◆ PROVIDED RECORDS

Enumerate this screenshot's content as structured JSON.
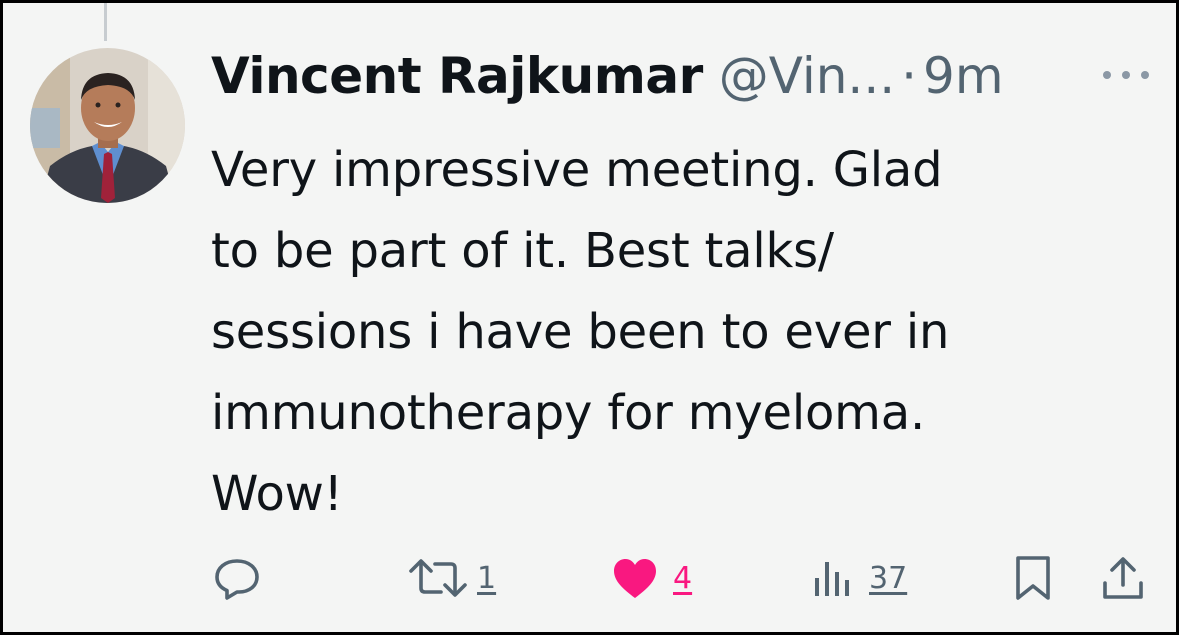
{
  "tweet": {
    "author_name": "Vincent Rajkumar",
    "handle": "@Vin...",
    "separator": "·",
    "time": "9m",
    "text": "Very impressive meeting. Glad\nto be part of it. Best talks/\nsessions i have been to ever in\nimmunotherapy for myeloma.\nWow!"
  },
  "actions": {
    "reply": {
      "icon": "reply-icon"
    },
    "retweet": {
      "icon": "retweet-icon",
      "count": "1"
    },
    "like": {
      "icon": "heart-icon",
      "count": "4",
      "color": "#f91880"
    },
    "views": {
      "icon": "views-icon",
      "count": "37"
    },
    "bookmark": {
      "icon": "bookmark-icon"
    },
    "share": {
      "icon": "share-icon"
    }
  },
  "colors": {
    "background": "#f4f5f4",
    "text": "#0f1419",
    "secondary": "#536471",
    "like": "#f91880"
  }
}
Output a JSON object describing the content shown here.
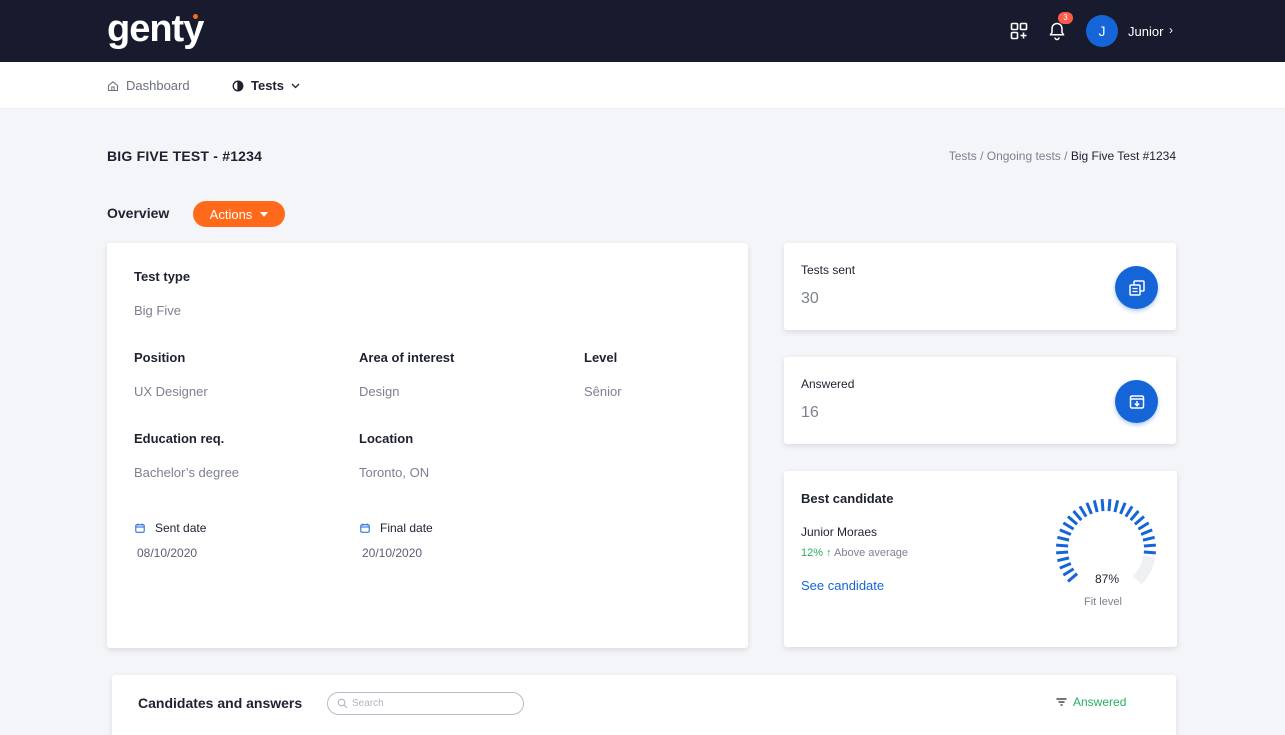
{
  "header": {
    "logo": "genty",
    "notifications_count": "3",
    "avatar_initial": "J",
    "user_name": "Junior"
  },
  "nav": {
    "dashboard": "Dashboard",
    "tests": "Tests"
  },
  "page": {
    "title": "BIG FIVE TEST - #1234",
    "breadcrumb": [
      "Tests",
      "Ongoing tests",
      "Big Five Test #1234"
    ]
  },
  "overview": {
    "label": "Overview",
    "actions_label": "Actions"
  },
  "details": {
    "test_type_label": "Test type",
    "test_type": "Big Five",
    "position_label": "Position",
    "position": "UX Designer",
    "area_label": "Area of interest",
    "area": "Design",
    "level_label": "Level",
    "level": "Sênior",
    "education_label": "Education req.",
    "education": "Bachelor’s degree",
    "location_label": "Location",
    "location": "Toronto, ON",
    "sent_date_label": "Sent date",
    "sent_date": "08/10/2020",
    "final_date_label": "Final date",
    "final_date": "20/10/2020"
  },
  "stats": {
    "tests_sent_label": "Tests sent",
    "tests_sent": "30",
    "answered_label": "Answered",
    "answered": "16"
  },
  "best_candidate": {
    "title": "Best candidate",
    "name": "Junior Moraes",
    "delta": "12%",
    "delta_text": "Above average",
    "link": "See candidate",
    "fit_percent_text": "87%",
    "fit_value": 0.87,
    "fit_label": "Fit level"
  },
  "candidates": {
    "title": "Candidates and answers",
    "search_placeholder": "Search",
    "filter_label": "Answered"
  },
  "colors": {
    "topbar": "#171b2d",
    "accent_orange": "#ff6a1a",
    "primary_blue": "#1565d8",
    "success_green": "#27ae60"
  }
}
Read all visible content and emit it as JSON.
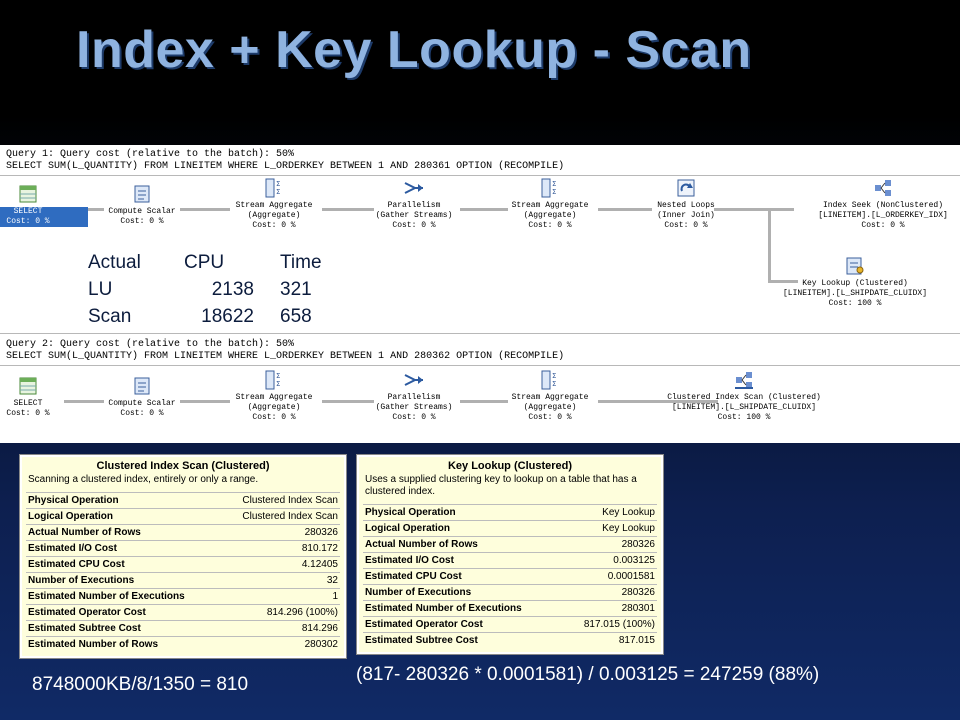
{
  "title": "Index + Key Lookup - Scan",
  "query1": {
    "header": "Query 1: Query cost (relative to the batch): 50%",
    "sql": "SELECT SUM(L_QUANTITY) FROM LINEITEM WHERE L_ORDERKEY BETWEEN 1 AND 280361 OPTION (RECOMPILE)",
    "operators": [
      {
        "name": "SELECT",
        "detail": "",
        "cost": "Cost: 0 %"
      },
      {
        "name": "Compute Scalar",
        "detail": "",
        "cost": "Cost: 0 %"
      },
      {
        "name": "Stream Aggregate",
        "detail": "(Aggregate)",
        "cost": "Cost: 0 %"
      },
      {
        "name": "Parallelism",
        "detail": "(Gather Streams)",
        "cost": "Cost: 0 %"
      },
      {
        "name": "Stream Aggregate",
        "detail": "(Aggregate)",
        "cost": "Cost: 0 %"
      },
      {
        "name": "Nested Loops",
        "detail": "(Inner Join)",
        "cost": "Cost: 0 %"
      },
      {
        "name": "Index Seek (NonClustered)",
        "detail": "[LINEITEM].[L_ORDERKEY_IDX]",
        "cost": "Cost: 0 %"
      },
      {
        "name": "Key Lookup (Clustered)",
        "detail": "[LINEITEM].[L_SHIPDATE_CLUIDX]",
        "cost": "Cost: 100 %"
      }
    ]
  },
  "query2": {
    "header": "Query 2: Query cost (relative to the batch): 50%",
    "sql": "SELECT SUM(L_QUANTITY) FROM LINEITEM WHERE L_ORDERKEY BETWEEN 1 AND 280362 OPTION (RECOMPILE)",
    "operators": [
      {
        "name": "SELECT",
        "detail": "",
        "cost": "Cost: 0 %"
      },
      {
        "name": "Compute Scalar",
        "detail": "",
        "cost": "Cost: 0 %"
      },
      {
        "name": "Stream Aggregate",
        "detail": "(Aggregate)",
        "cost": "Cost: 0 %"
      },
      {
        "name": "Parallelism",
        "detail": "(Gather Streams)",
        "cost": "Cost: 0 %"
      },
      {
        "name": "Stream Aggregate",
        "detail": "(Aggregate)",
        "cost": "Cost: 0 %"
      },
      {
        "name": "Clustered Index Scan (Clustered)",
        "detail": "[LINEITEM].[L_SHIPDATE_CLUIDX]",
        "cost": "Cost: 100 %"
      }
    ]
  },
  "stats": {
    "headers": [
      "Actual",
      "CPU",
      "Time"
    ],
    "rows": [
      [
        "LU",
        "2138",
        "321"
      ],
      [
        "Scan",
        "18622",
        "658"
      ]
    ]
  },
  "tooltip_scan": {
    "title": "Clustered Index Scan (Clustered)",
    "description": "Scanning a clustered index, entirely or only a range.",
    "rows": [
      [
        "Physical Operation",
        "Clustered Index Scan"
      ],
      [
        "Logical Operation",
        "Clustered Index Scan"
      ],
      [
        "Actual Number of Rows",
        "280326"
      ],
      [
        "Estimated I/O Cost",
        "810.172"
      ],
      [
        "Estimated CPU Cost",
        "4.12405"
      ],
      [
        "Number of Executions",
        "32"
      ],
      [
        "Estimated Number of Executions",
        "1"
      ],
      [
        "Estimated Operator Cost",
        "814.296 (100%)"
      ],
      [
        "Estimated Subtree Cost",
        "814.296"
      ],
      [
        "Estimated Number of Rows",
        "280302"
      ]
    ]
  },
  "tooltip_lookup": {
    "title": "Key Lookup (Clustered)",
    "description": "Uses a supplied clustering key to lookup on a table that has a clustered index.",
    "rows": [
      [
        "Physical Operation",
        "Key Lookup"
      ],
      [
        "Logical Operation",
        "Key Lookup"
      ],
      [
        "Actual Number of Rows",
        "280326"
      ],
      [
        "Estimated I/O Cost",
        "0.003125"
      ],
      [
        "Estimated CPU Cost",
        "0.0001581"
      ],
      [
        "Number of Executions",
        "280326"
      ],
      [
        "Estimated Number of Executions",
        "280301"
      ],
      [
        "Estimated Operator Cost",
        "817.015 (100%)"
      ],
      [
        "Estimated Subtree Cost",
        "817.015"
      ]
    ]
  },
  "formula_left": "8748000KB/8/1350 = 810",
  "formula_right": "(817- 280326 * 0.0001581) / 0.003125 = 247259 (88%)",
  "colors": {
    "title": "#8fb3e0",
    "selected": "#2f6cc0",
    "tooltip_bg": "#fefedc"
  }
}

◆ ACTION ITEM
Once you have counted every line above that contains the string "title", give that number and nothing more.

◆ EXERCISE ANSWER
7